[Input data]

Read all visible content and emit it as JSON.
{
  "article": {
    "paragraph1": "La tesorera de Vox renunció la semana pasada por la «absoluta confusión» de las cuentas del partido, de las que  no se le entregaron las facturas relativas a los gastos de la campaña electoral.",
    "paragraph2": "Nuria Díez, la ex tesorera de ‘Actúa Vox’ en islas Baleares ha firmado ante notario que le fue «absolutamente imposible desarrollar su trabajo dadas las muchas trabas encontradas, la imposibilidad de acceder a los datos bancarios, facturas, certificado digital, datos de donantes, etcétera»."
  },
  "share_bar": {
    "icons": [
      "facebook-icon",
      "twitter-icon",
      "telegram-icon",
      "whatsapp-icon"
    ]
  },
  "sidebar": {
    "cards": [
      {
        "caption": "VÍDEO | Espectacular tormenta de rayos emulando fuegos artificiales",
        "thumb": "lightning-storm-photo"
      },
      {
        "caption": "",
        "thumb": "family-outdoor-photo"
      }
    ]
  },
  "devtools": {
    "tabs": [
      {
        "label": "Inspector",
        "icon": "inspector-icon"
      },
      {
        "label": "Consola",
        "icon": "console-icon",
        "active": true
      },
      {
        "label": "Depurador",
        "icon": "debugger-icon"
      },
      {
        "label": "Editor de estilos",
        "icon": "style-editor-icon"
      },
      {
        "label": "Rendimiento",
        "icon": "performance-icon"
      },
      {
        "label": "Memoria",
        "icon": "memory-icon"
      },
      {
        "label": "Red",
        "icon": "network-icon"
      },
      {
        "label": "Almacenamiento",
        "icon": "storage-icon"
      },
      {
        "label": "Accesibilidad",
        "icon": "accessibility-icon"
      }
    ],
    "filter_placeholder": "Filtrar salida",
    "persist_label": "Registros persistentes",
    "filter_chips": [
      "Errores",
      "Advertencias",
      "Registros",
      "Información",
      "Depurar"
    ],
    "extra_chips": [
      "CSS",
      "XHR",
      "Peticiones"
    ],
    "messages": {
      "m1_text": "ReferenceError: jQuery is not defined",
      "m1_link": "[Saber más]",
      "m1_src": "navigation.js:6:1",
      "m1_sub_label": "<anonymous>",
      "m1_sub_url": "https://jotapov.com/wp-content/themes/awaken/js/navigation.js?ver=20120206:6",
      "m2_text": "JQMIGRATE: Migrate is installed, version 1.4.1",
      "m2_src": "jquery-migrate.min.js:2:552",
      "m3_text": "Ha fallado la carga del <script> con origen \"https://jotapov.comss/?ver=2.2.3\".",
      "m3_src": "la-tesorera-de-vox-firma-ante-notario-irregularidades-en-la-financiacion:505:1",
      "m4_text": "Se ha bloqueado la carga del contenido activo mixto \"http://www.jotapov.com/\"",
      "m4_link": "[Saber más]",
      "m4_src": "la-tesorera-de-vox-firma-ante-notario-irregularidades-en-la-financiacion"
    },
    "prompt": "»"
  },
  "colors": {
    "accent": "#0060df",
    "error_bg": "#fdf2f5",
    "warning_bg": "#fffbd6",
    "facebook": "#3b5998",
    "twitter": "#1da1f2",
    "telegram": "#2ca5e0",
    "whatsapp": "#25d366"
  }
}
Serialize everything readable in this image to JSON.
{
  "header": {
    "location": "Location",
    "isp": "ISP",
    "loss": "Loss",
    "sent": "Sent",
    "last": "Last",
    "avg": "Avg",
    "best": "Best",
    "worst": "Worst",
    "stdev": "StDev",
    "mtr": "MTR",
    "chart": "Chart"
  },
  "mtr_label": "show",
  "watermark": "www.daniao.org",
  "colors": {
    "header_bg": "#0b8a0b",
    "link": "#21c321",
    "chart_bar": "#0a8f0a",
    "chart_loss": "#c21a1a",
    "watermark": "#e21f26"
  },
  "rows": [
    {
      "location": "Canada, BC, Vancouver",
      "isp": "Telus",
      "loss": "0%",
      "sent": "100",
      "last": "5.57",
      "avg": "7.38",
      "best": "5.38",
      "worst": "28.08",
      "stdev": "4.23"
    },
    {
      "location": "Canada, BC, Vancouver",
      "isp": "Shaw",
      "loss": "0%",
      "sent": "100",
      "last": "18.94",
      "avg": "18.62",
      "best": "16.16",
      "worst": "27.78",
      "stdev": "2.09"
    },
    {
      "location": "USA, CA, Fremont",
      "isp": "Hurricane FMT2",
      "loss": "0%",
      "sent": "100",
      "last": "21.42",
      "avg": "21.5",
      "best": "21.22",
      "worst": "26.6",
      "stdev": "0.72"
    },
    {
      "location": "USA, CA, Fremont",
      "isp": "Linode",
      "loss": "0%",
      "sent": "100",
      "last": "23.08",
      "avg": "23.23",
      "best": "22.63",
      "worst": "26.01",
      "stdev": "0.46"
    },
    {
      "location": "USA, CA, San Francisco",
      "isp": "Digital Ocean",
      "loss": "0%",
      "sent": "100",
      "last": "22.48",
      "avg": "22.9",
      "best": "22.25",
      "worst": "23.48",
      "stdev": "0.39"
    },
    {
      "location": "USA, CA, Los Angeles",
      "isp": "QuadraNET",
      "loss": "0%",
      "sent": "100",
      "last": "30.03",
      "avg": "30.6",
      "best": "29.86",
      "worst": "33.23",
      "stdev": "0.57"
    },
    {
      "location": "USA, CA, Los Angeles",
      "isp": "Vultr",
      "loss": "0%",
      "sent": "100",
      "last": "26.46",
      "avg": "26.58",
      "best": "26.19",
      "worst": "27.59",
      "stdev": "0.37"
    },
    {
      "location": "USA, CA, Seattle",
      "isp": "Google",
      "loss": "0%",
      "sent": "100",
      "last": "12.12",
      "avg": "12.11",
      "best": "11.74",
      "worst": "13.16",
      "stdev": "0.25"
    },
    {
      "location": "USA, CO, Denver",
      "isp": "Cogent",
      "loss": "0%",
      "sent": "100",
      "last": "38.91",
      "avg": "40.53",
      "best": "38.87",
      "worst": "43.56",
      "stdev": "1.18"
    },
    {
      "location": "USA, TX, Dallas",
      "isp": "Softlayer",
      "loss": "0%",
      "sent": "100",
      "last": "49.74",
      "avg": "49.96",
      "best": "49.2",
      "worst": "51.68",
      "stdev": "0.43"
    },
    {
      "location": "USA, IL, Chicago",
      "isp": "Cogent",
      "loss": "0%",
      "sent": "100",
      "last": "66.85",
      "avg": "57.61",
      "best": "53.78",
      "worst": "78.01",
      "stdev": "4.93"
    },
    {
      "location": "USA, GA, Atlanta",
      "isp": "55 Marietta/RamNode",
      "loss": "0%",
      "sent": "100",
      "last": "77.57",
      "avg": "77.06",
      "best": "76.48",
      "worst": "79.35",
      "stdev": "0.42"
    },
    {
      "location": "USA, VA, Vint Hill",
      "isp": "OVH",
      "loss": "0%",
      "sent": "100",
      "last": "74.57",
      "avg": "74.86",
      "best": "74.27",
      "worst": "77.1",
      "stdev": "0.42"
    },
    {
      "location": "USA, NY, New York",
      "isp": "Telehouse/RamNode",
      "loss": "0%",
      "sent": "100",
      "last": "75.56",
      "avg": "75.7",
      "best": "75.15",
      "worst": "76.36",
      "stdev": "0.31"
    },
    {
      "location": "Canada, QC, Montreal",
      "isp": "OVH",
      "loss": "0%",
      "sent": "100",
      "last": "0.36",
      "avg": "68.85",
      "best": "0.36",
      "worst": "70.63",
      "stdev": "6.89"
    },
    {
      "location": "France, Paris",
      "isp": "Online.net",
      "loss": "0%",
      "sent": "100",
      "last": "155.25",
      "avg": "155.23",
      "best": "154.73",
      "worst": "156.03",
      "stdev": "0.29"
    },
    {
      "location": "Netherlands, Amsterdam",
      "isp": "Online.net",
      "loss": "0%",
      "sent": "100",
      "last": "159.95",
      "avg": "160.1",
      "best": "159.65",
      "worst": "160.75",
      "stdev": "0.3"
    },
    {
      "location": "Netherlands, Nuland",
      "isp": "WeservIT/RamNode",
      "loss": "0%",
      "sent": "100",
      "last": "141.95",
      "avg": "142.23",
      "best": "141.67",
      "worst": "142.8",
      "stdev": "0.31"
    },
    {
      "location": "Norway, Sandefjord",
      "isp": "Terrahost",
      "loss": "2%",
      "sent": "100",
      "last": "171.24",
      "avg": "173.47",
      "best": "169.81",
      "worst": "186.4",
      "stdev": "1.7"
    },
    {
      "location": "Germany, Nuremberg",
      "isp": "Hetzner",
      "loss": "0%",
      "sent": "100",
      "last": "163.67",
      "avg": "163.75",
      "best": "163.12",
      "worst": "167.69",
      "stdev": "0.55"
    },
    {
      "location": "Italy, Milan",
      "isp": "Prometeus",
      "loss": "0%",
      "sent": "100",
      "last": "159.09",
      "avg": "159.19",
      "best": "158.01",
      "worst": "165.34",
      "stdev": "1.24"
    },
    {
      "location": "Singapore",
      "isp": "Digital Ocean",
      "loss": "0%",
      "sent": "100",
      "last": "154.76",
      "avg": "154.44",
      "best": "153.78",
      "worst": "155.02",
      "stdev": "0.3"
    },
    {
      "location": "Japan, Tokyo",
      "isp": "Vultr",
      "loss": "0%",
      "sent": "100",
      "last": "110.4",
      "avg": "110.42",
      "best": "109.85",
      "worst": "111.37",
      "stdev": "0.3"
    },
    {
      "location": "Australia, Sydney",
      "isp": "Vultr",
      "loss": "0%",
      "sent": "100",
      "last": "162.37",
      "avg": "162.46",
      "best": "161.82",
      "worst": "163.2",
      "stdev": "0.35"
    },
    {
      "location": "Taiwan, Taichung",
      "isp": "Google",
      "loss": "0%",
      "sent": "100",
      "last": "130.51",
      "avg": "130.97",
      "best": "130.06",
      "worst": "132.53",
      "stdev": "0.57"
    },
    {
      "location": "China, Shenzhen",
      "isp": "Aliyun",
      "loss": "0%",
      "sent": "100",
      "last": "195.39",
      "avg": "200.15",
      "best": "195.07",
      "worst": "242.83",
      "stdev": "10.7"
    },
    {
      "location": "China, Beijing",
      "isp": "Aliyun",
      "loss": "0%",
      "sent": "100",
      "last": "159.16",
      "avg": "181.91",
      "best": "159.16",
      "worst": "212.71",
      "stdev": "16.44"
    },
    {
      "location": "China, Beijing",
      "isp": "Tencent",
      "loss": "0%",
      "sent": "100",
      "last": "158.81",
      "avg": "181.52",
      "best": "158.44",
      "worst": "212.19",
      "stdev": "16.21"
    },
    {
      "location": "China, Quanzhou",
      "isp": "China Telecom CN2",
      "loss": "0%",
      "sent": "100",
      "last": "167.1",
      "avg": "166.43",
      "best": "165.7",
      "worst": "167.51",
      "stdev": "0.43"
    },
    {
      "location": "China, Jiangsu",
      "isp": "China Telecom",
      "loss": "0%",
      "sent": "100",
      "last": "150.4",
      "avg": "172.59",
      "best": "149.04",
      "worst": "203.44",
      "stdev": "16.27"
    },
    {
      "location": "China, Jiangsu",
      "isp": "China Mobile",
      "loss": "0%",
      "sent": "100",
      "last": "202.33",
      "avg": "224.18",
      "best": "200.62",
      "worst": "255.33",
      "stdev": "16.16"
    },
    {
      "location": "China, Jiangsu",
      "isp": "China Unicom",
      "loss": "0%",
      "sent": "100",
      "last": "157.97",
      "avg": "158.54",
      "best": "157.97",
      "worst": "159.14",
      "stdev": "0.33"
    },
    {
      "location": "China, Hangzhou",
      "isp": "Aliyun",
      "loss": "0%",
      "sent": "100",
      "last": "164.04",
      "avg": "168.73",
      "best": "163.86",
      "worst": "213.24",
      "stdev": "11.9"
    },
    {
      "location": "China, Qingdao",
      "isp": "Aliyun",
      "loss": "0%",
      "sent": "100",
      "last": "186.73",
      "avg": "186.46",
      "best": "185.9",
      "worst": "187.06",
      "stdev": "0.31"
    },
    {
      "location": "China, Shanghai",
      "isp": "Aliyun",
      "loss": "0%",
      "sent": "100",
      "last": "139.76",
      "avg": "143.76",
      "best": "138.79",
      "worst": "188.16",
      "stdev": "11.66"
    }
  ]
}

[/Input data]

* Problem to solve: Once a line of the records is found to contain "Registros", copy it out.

* Answer section:
    "persist_label": "Registros persistentes",
      "Registros",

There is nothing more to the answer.